3. Better controls
Our rising dependence on smarter, more-complex and costlier assets in a digital age means that these assets’ failure can bring catastrophic consequences. This is one reason why regulatory bodies have increased their pressure on companies across industries. Pressure comes in the form of mandated policies and procedures, compliance audits, mandatory certification, hefty penalties for noncompliance, and large fines and even jail time for the individuals deemed responsible.
Asset management software vendors have recognized this trend and have developed features and functions that can assist senior management in implementing more-effective controls and reducing risk. These features include electronic signature, risk-scoring, document management, alarms and notifications, and more. In addition, numerous health, safety, and environmental modules have been integrated into the CMMS/EAM: risk management, compliance management, safety management, change management, event management, incident management, environmental management, sustainability, energy management, and case management among them. These modules ensure that controls are in place to protect your workers, the environment, and the public.
4. More-sophisticated mobile solutions
One of the most promising trends continues to be the improvements made to CMMS/EAM mobile solutions. Given the rapid change in technology used in laptops, tablets and especially smartphones, it has been difficult for CMMS/EAM vendors to keep up with what’s available. This is exacerbated by the multitude of devices, operating systems, software, and telecommunications technology on the market. Most vendors have made numerous attempts at developing software for mobile, but there is opportunity to do much more. For example, the number of sensors, tools, and apps available on a typical smartphone is staggering. This will make it easier for CMMS/EAM vendors and others to develop context-sensitive functionality – in other words, to support better decision-making through greater knowledge of you and your environment.

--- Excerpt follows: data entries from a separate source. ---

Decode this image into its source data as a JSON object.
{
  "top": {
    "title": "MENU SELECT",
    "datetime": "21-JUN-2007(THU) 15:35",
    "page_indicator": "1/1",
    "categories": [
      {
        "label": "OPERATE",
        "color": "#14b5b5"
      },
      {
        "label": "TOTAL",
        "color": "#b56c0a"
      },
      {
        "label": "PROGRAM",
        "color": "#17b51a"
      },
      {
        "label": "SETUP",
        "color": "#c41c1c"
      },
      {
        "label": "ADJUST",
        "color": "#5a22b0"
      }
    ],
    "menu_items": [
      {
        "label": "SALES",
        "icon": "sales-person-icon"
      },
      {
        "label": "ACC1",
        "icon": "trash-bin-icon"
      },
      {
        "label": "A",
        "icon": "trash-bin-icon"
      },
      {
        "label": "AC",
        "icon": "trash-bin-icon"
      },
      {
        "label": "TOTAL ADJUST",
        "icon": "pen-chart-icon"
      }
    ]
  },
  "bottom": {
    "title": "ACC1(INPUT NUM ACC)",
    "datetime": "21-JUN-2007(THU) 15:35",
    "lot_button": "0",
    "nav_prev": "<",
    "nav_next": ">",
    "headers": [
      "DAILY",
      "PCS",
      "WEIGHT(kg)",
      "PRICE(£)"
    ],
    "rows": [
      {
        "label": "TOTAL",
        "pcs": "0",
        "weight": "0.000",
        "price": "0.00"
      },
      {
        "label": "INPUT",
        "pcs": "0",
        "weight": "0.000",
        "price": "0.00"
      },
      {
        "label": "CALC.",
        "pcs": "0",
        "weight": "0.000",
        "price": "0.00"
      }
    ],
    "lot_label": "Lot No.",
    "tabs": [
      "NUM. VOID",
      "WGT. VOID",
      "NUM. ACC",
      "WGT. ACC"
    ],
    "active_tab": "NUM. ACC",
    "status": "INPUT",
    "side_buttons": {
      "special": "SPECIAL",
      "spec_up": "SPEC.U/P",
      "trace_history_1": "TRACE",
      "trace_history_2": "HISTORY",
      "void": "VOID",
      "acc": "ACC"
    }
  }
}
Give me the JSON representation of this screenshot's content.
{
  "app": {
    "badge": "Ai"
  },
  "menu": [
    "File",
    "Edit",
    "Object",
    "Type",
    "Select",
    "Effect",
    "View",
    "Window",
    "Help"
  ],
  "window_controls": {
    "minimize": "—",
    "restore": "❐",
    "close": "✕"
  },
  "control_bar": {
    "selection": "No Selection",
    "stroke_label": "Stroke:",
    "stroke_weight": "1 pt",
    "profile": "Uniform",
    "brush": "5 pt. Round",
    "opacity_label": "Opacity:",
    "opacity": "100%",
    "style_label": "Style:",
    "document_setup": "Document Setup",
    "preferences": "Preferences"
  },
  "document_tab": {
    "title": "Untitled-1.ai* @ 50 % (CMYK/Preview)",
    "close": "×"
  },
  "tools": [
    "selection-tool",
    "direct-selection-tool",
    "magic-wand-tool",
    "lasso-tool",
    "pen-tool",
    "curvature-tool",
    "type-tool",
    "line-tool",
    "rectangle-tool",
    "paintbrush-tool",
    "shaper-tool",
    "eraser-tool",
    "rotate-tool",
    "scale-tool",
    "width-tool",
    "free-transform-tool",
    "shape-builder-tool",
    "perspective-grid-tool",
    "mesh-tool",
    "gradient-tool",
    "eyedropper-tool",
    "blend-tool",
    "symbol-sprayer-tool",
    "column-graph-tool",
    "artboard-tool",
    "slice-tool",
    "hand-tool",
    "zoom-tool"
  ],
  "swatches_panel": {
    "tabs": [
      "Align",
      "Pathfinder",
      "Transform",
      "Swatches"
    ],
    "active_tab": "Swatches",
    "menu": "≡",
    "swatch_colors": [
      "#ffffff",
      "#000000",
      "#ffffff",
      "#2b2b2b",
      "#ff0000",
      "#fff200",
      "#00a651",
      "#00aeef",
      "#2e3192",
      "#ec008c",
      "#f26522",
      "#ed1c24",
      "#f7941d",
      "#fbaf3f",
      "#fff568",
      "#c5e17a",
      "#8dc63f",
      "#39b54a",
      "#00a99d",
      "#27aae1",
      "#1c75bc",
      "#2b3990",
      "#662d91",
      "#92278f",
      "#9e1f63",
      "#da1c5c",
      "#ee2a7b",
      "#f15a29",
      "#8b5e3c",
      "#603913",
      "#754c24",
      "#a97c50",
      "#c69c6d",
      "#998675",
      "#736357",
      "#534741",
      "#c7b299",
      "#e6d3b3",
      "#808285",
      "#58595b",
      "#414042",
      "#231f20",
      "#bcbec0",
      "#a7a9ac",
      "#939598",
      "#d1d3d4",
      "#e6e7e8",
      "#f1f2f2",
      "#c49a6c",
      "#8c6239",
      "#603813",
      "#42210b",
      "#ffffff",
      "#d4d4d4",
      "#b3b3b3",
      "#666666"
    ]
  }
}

One example of how context-sensitive functionality works involves GPS technology built into a mobile device. Your CMMS/EAM application should be able to incorporate maintainer location into way-finding and scheduling functionalities. Similarly, a built-in camera is useful for taking photos or videos or even live-streaming from a problematic asset in support of root-cause analysis. RFID tags affixed to critical assets on the move can be used to track assets’ whereabouts. Ultimately, look for mobile solutions that empower and reduce administrative work for the front line, as well as promote improved communications between the front line and management.

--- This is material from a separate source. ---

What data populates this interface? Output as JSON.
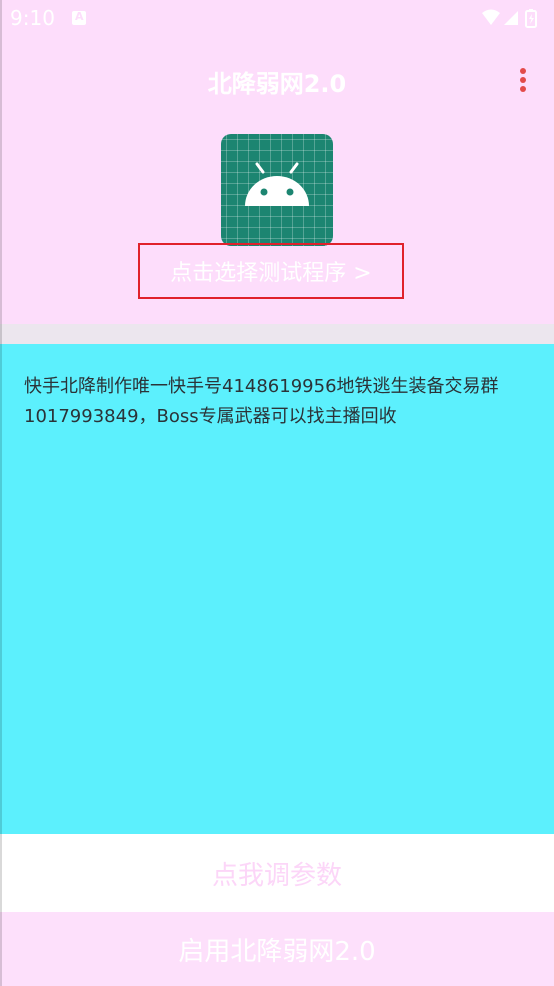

5. Greater industry focus
Every industry has its own terminology, procedures, asset hierarchy, key performance indicators, and so on. Ultimately, this translates into unique user requirements that CMMS/EAM software must satisfy to build market share in a given industry. Under the wider umbrella of asset classes, different industries and their respective industry-specific requirements can be grouped. Here are examples:

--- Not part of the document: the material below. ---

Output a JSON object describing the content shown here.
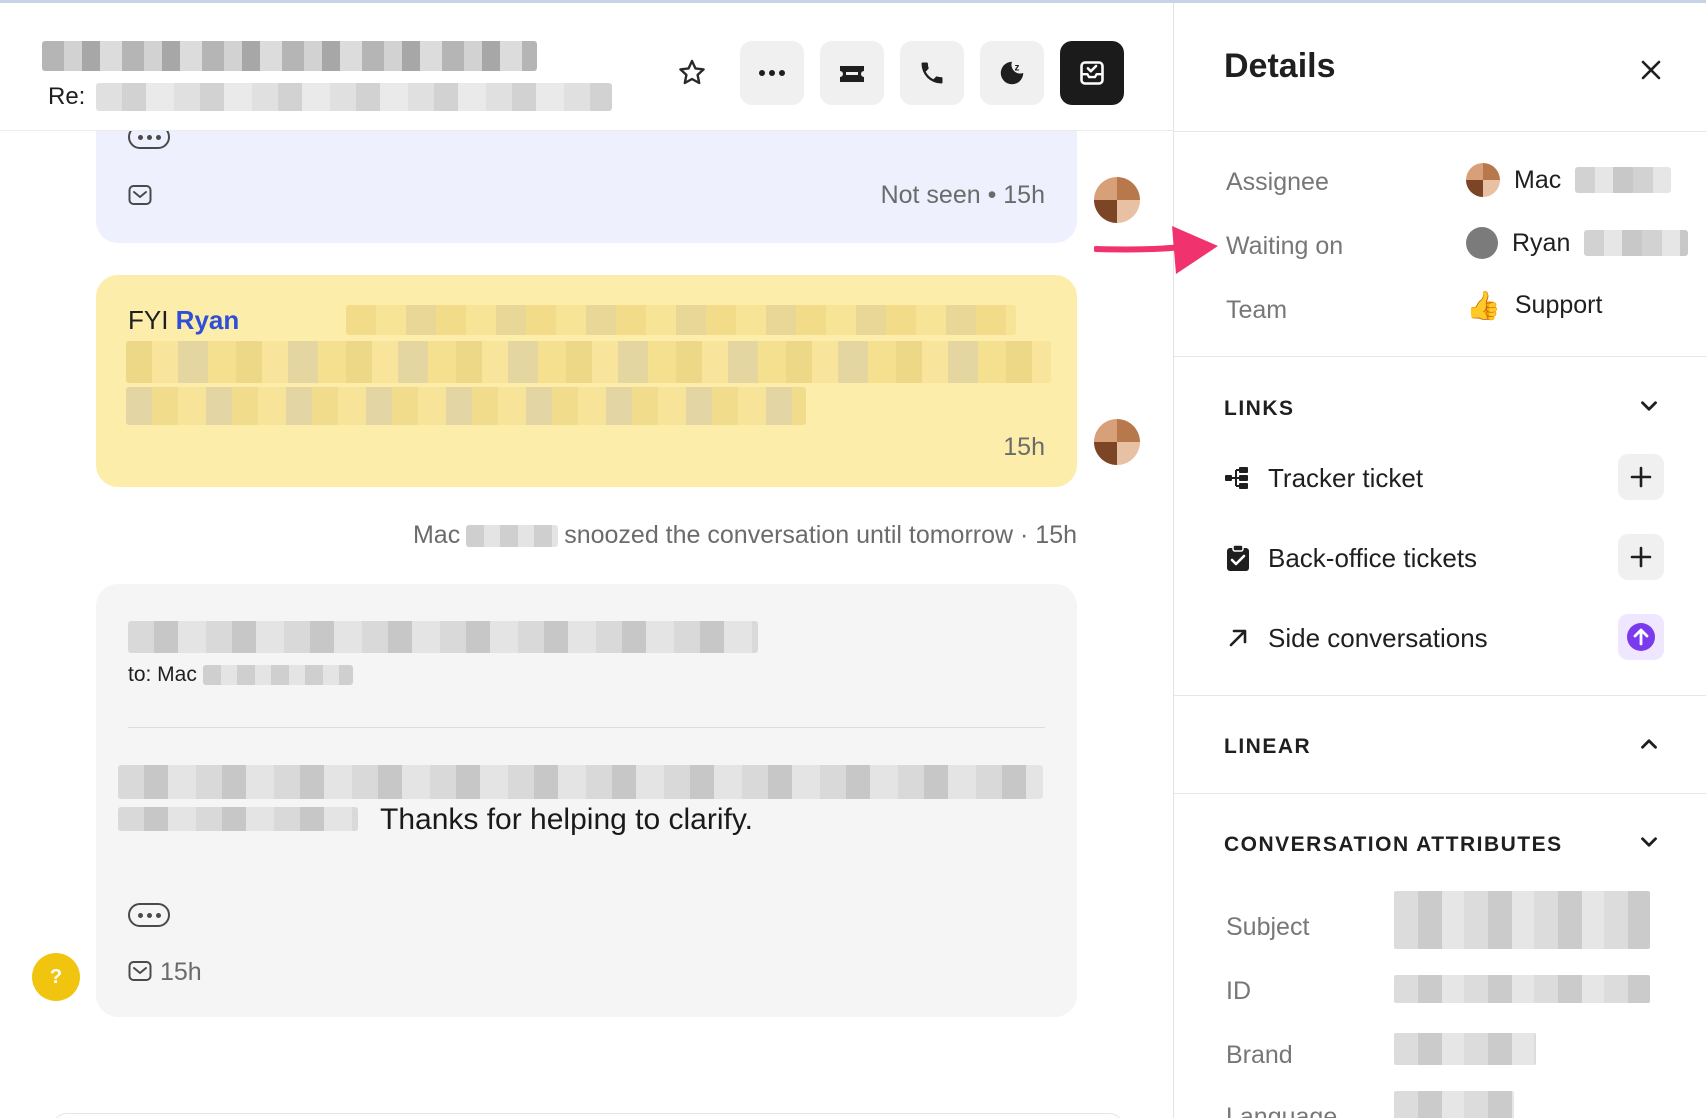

- General manufacturing – ability to distinguish between an asset hierarchy identifying unique serialized assets and a functional or positional hierarchy identifying where a serialized asset fits (e.g., tire #30789 fits on functional asset “right passenger wheel”)
- Pharmaceutical – electronic signature
- Municipalities – ability to enter results of a building condition assessment on a mobile device and report on key performance indicators, such as the facility condition index
- Property management – help desk and service management functionality for handling tenant complaints and service requests as well as dispatching maintainers
- Public transit – vehicle maintenance reporting standards (VMRS) codes built into the CMMS/EAM asset hierarchy
- Transportation – sustainability features relevant to the fleet, such as the ability to track fuel consumption rates, tire and brake wear, etc.